Shaheen: A Long Way Home

Girls putting hands in together, India

When she was just 15, Shaheen fell in love with a man who betrayed her in the most horrifying way. Giving up her life and family, Shaheen ran away from her home in Bihar, India, to marry the man she loved, but months later he took her to Mumbai and sold her in the red-light district.

Eventually Shaheen was rescued through State intervention and brought to a rescue home in Mumbai, where Child Welfare Committees (CWC) and the Child Welfare Officials (CWOs) were thinking about her recovery and return plan.

But the choices were limited because Shaheen’s family were reluctant to take her back and so remained non-committal about how they would support her if she did return. Those taking care of Shaheen ruled out returning her back home where she would be extremely vulnerable to further harm, especially given the fact that it was a remote village across the country where child protection systems are scarce.

Hearing that she would end up in a long stay government home instead of going back to family, Shaheen withdrew, became aggressive and resorted to self-harm.
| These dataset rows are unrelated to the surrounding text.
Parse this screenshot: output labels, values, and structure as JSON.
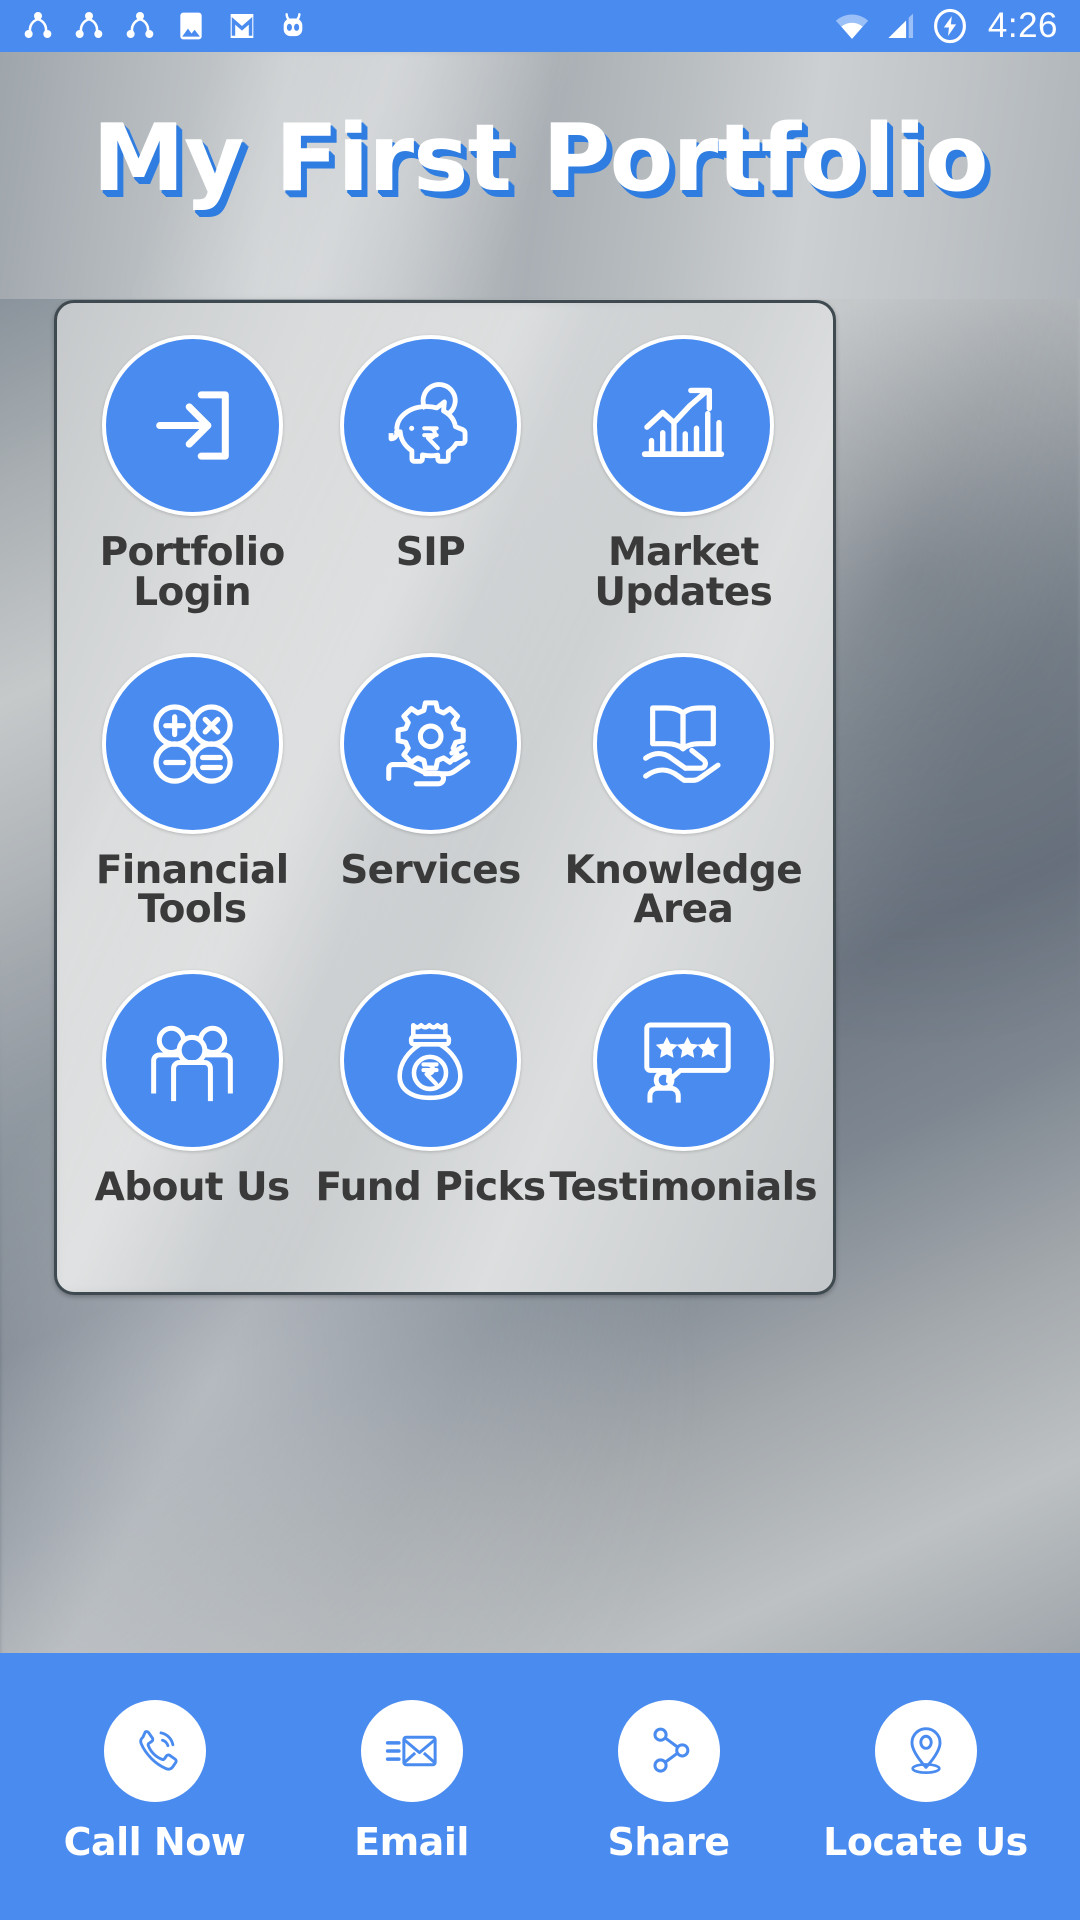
{
  "statusbar": {
    "time": "4:26",
    "left_icons": [
      {
        "name": "share-icon-1",
        "label": "share"
      },
      {
        "name": "share-icon-2",
        "label": "share"
      },
      {
        "name": "share-icon-3",
        "label": "share"
      },
      {
        "name": "gallery-icon",
        "label": "photos"
      },
      {
        "name": "gmail-icon",
        "label": "gmail"
      },
      {
        "name": "cyanogenmod-icon",
        "label": "cyanogenmod"
      }
    ],
    "right_icons": [
      {
        "name": "wifi-icon",
        "label": "wifi"
      },
      {
        "name": "cellular-signal-icon",
        "label": "signal"
      },
      {
        "name": "charging-bolt-icon",
        "label": "charging"
      }
    ]
  },
  "header": {
    "title": "My First Portfolio",
    "title_color": "#ffffff",
    "title_shadow_color": "#2f7de0"
  },
  "theme": {
    "accent": "#4a8bf0",
    "circle_border": "#ffffff",
    "label_color": "#3a3a3a",
    "card_border": "#3e4950"
  },
  "grid": {
    "tiles": [
      {
        "id": "portfolio-login",
        "label": "Portfolio\nLogin",
        "icon": "login-arrow-icon"
      },
      {
        "id": "sip",
        "label": "SIP",
        "icon": "piggy-bank-rupee-icon"
      },
      {
        "id": "market-updates",
        "label": "Market\nUpdates",
        "icon": "bar-chart-growth-icon"
      },
      {
        "id": "financial-tools",
        "label": "Financial\nTools",
        "icon": "calculator-operators-icon"
      },
      {
        "id": "services",
        "label": "Services",
        "icon": "gear-on-hand-icon"
      },
      {
        "id": "knowledge-area",
        "label": "Knowledge\nArea",
        "icon": "book-on-hand-icon"
      },
      {
        "id": "about-us",
        "label": "About Us",
        "icon": "three-people-icon"
      },
      {
        "id": "fund-picks",
        "label": "Fund Picks",
        "icon": "money-bag-rupee-icon"
      },
      {
        "id": "testimonials",
        "label": "Testimonials",
        "icon": "review-stars-speech-icon"
      }
    ]
  },
  "bottombar": {
    "items": [
      {
        "id": "call-now",
        "label": "Call Now",
        "icon": "phone-ring-icon"
      },
      {
        "id": "email",
        "label": "Email",
        "icon": "envelope-icon"
      },
      {
        "id": "share",
        "label": "Share",
        "icon": "share-nodes-icon"
      },
      {
        "id": "locate-us",
        "label": "Locate Us",
        "icon": "map-pin-icon"
      }
    ]
  }
}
When the road ahead seemed gloomy for Shaheen, it was the intervention brought about by our anti-trafficking work in India that cast a ray of light.
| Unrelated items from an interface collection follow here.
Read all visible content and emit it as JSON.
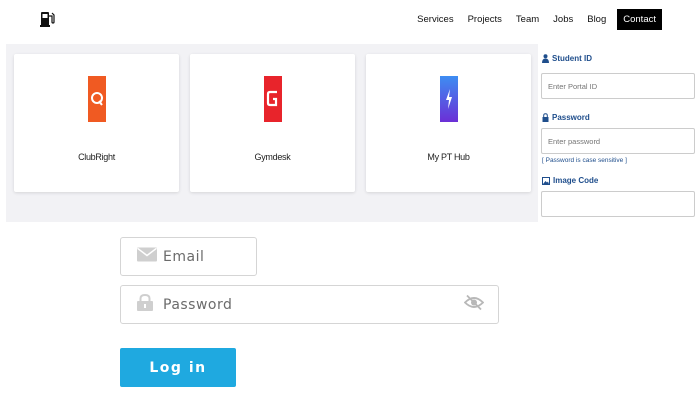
{
  "nav": {
    "items": [
      "Services",
      "Projects",
      "Team",
      "Jobs",
      "Blog"
    ],
    "contact": "Contact"
  },
  "cards": [
    {
      "label": "ClubRight",
      "icon": "clubright-logo-icon",
      "color": "#f05a22"
    },
    {
      "label": "Gymdesk",
      "icon": "gymdesk-logo-icon",
      "color": "#e8242b"
    },
    {
      "label": "My PT Hub",
      "icon": "myptHub-logo-icon",
      "color": "#5a3fd8"
    }
  ],
  "side_form": {
    "student_id_label": "Student ID",
    "student_id_placeholder": "Enter Portal ID",
    "password_label": "Password",
    "password_placeholder": "Enter password",
    "password_note": "[ Password is case sensitive ]",
    "image_code_label": "Image Code"
  },
  "login": {
    "email_placeholder": "Email",
    "password_placeholder": "Password",
    "button_label": "Log in"
  },
  "colors": {
    "accent": "#1fa9e0",
    "label_blue": "#1f4e8c"
  }
}
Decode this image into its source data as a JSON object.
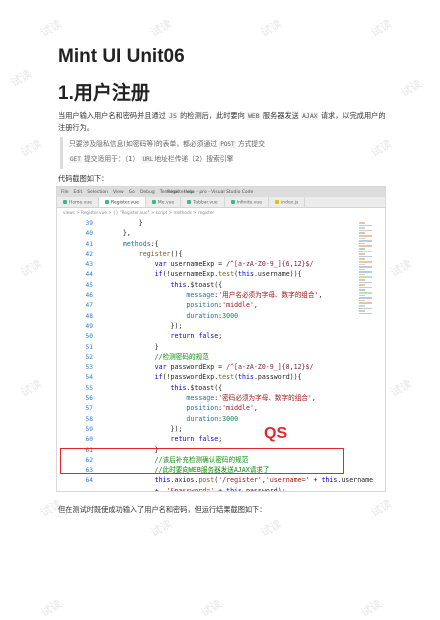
{
  "document": {
    "title": "Mint UI Unit06",
    "section_heading": "1.用户注册",
    "paragraph_1_a": "当用户输入用户名和密码并且通过 ",
    "paragraph_1_js": "JS",
    "paragraph_1_b": " 的检测后，此时要向 ",
    "paragraph_1_web": "WEB",
    "paragraph_1_c": " 服务器发送 ",
    "paragraph_1_ajax": "AJAX",
    "paragraph_1_d": " 请求，以完成用户的注册行为。",
    "quote_line_1_a": "只要涉及隐私信息(如密码等)的表单，都必须通过 ",
    "quote_line_1_post": "POST",
    "quote_line_1_b": " 方式提交",
    "quote_line_2_get": "GET",
    "quote_line_2_a": " 提交适用于：（1） ",
    "quote_line_2_url": "URL",
    "quote_line_2_b": "地址栏传递（2）搜索引擎",
    "caption_code": "代码截图如下：",
    "paragraph_2": "但在测试时既使成功输入了用户名和密码，但运行结果截图如下：",
    "annotation_label": "QS",
    "watermark": "试读"
  },
  "editor": {
    "menu": [
      "File",
      "Edit",
      "Selection",
      "View",
      "Go",
      "Debug",
      "Terminal",
      "Help"
    ],
    "window_title": "Register.vue - pro - Visual Studio Code",
    "tabs": [
      {
        "label": "Home.vue",
        "type": "vue",
        "active": false
      },
      {
        "label": "Register.vue",
        "type": "vue",
        "active": true
      },
      {
        "label": "Me.vue",
        "type": "vue",
        "active": false
      },
      {
        "label": "Tabbar.vue",
        "type": "vue",
        "active": false
      },
      {
        "label": "Infinite.vue",
        "type": "vue",
        "active": false
      },
      {
        "label": "index.js",
        "type": "js",
        "active": false
      }
    ],
    "breadcrumb": "views > Register.vue > {} \"Register.vue\" > script > methods > register",
    "lines": [
      {
        "n": "39",
        "t": "        }"
      },
      {
        "n": "40",
        "t": "    },"
      },
      {
        "n": "41",
        "t": "    methods:{"
      },
      {
        "n": "42",
        "t": "        register(){"
      },
      {
        "n": "43",
        "t": "            var usernameExp = /^[a-zA-Z0-9_]{6,12}$/"
      },
      {
        "n": "44",
        "t": "            if(!usernameExp.test(this.username)){"
      },
      {
        "n": "45",
        "t": "                this.$toast({"
      },
      {
        "n": "46",
        "t": "                    message:'用户名必须为字母、数字的组合',"
      },
      {
        "n": "47",
        "t": "                    position:'middle',"
      },
      {
        "n": "48",
        "t": "                    duration:3000"
      },
      {
        "n": "49",
        "t": "                });"
      },
      {
        "n": "50",
        "t": "                return false;"
      },
      {
        "n": "51",
        "t": "            }"
      },
      {
        "n": "52",
        "t": "            //检测密码的规范"
      },
      {
        "n": "53",
        "t": "            var passwordExp = /^[a-zA-Z0-9_]{8,12}$/"
      },
      {
        "n": "54",
        "t": "            if(!passwordExp.test(this.password)){"
      },
      {
        "n": "55",
        "t": "                this.$toast({"
      },
      {
        "n": "56",
        "t": "                    message:'密码必须为字母、数字的组合',"
      },
      {
        "n": "57",
        "t": "                    position:'middle',"
      },
      {
        "n": "58",
        "t": "                    duration:3000"
      },
      {
        "n": "59",
        "t": "                });"
      },
      {
        "n": "60",
        "t": "                return false;"
      },
      {
        "n": "61",
        "t": "            }"
      },
      {
        "n": "62",
        "t": "            //该后补充检测确认密码的规范"
      },
      {
        "n": "63",
        "t": "            //此时要向WEB服务器发送AJAX请求了"
      },
      {
        "n": "64",
        "t": "            this.axios.post('/register','username=' + this.username"
      },
      {
        "n": "",
        "t": "            +  '&password=' + this.password);"
      }
    ]
  }
}
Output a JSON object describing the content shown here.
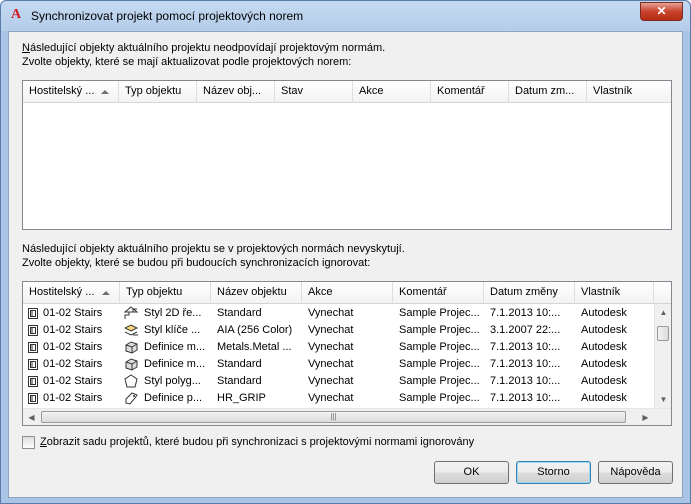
{
  "window": {
    "title": "Synchronizovat projekt pomocí projektových norem",
    "app_icon": "autocad-a-icon",
    "close_label": "✕"
  },
  "top_section": {
    "line1": "Následující objekty aktuálního projektu neodpovídají projektovým normám.",
    "line1_mnemonic": "N",
    "line1_rest": "ásledující objekty aktuálního projektu neodpovídají projektovým normám.",
    "line2": "Zvolte objekty, které se mají aktualizovat podle projektových norem:",
    "columns": [
      "Hostitelský ...",
      "Typ objektu",
      "Název obj...",
      "Stav",
      "Akce",
      "Komentář",
      "Datum zm...",
      "Vlastník"
    ],
    "rows": []
  },
  "bottom_section": {
    "line1": "Následující objekty aktuálního projektu se v projektových normách nevyskytují.",
    "line2": "Zvolte objekty, které se budou při budoucích synchronizacích ignorovat:",
    "columns": [
      "Hostitelský ...",
      "Typ objektu",
      "Název objektu",
      "Akce",
      "Komentář",
      "Datum změny",
      "Vlastník"
    ],
    "rows": [
      {
        "host": "01-02 Stairs",
        "type_icon": "stair-style-icon",
        "type": "Styl 2D ře...",
        "name": "Standard",
        "action": "Vynechat",
        "comment": "Sample Projec...",
        "date": "7.1.2013 10:...",
        "owner": "Autodesk"
      },
      {
        "host": "01-02 Stairs",
        "type_icon": "layer-key-style-icon",
        "type": "Styl klíče ...",
        "name": "AIA (256 Color)",
        "action": "Vynechat",
        "comment": "Sample Projec...",
        "date": "3.1.2007 22:...",
        "owner": "Autodesk"
      },
      {
        "host": "01-02 Stairs",
        "type_icon": "material-definition-icon",
        "type": "Definice m...",
        "name": "Metals.Metal ...",
        "action": "Vynechat",
        "comment": "Sample Projec...",
        "date": "7.1.2013 10:...",
        "owner": "Autodesk"
      },
      {
        "host": "01-02 Stairs",
        "type_icon": "material-definition-icon",
        "type": "Definice m...",
        "name": "Standard",
        "action": "Vynechat",
        "comment": "Sample Projec...",
        "date": "7.1.2013 10:...",
        "owner": "Autodesk"
      },
      {
        "host": "01-02 Stairs",
        "type_icon": "polygon-style-icon",
        "type": "Styl polyg...",
        "name": "Standard",
        "action": "Vynechat",
        "comment": "Sample Projec...",
        "date": "7.1.2013 10:...",
        "owner": "Autodesk"
      },
      {
        "host": "01-02 Stairs",
        "type_icon": "property-set-definition-icon",
        "type": "Definice p...",
        "name": "HR_GRIP",
        "action": "Vynechat",
        "comment": "Sample Projec...",
        "date": "7.1.2013 10:...",
        "owner": "Autodesk"
      }
    ],
    "host_icon": "drawing-file-icon"
  },
  "checkbox": {
    "label": "Zobrazit sadu projektů, které budou při synchronizaci s projektovými normami ignorovány",
    "label_mnemonic": "Z",
    "label_rest": "obrazit sadu projektů, které budou při synchronizaci s projektovými normami ignorovány",
    "checked": false
  },
  "buttons": {
    "ok": "OK",
    "cancel": "Storno",
    "help": "Nápověda"
  }
}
This came in the form of a comprehensive care and reintegration plan from our partner organisation Aangan, to supports the work of the Child Welfare Committees. Initially Shaheen needed mental health support and so Aangan brought in a counsellor to help her through a difficult phase. As she stabilised, Aangan facilitated a link between a partner NGO in Shaheen’s home district who were tasked with visiting Shaheen’s home and presenting a report.

The report revealed that whilst there was generally a supportive environment from her mother and siblings, Shaheen’s father feared social stigma and it seemed he might consider the option of sending her away from family to relatives – placing her in danger again.

Identifying the need for some work to be done with Shaheen’s family, Aangan facilitated discussions between all parties now involved in Shaheen’s care and together identified a family member who could provide support for Shaheen’s father. This was Shaheen’s auntie, through whom Aangan coordinated the discussions with the family and Shaheen.

Simultaneously, Shaheen was supported through creating a care plan to prepare for the challenges of village life back home – remoteness and boredom that could make Shaheen vulnerable to re-trafficking.

Aangan also worked with the Child Welfare Committees in Mumbai to put in place a system to track and follow up with the Welfare team in Shaheen’s village.

Six months later, the tracking process continues. Though Shaheen did not return to school immediately, she was encouraged by the local teams to take up a course to spend her day learning something useful. Now she is tailoring, excited about earning some money and her father is very proud of her progress.

After such a traumatic ordeal, it has been a long way home for Shaheen, but our anti-trafficking work has ensured that she was fully supported every step of the way.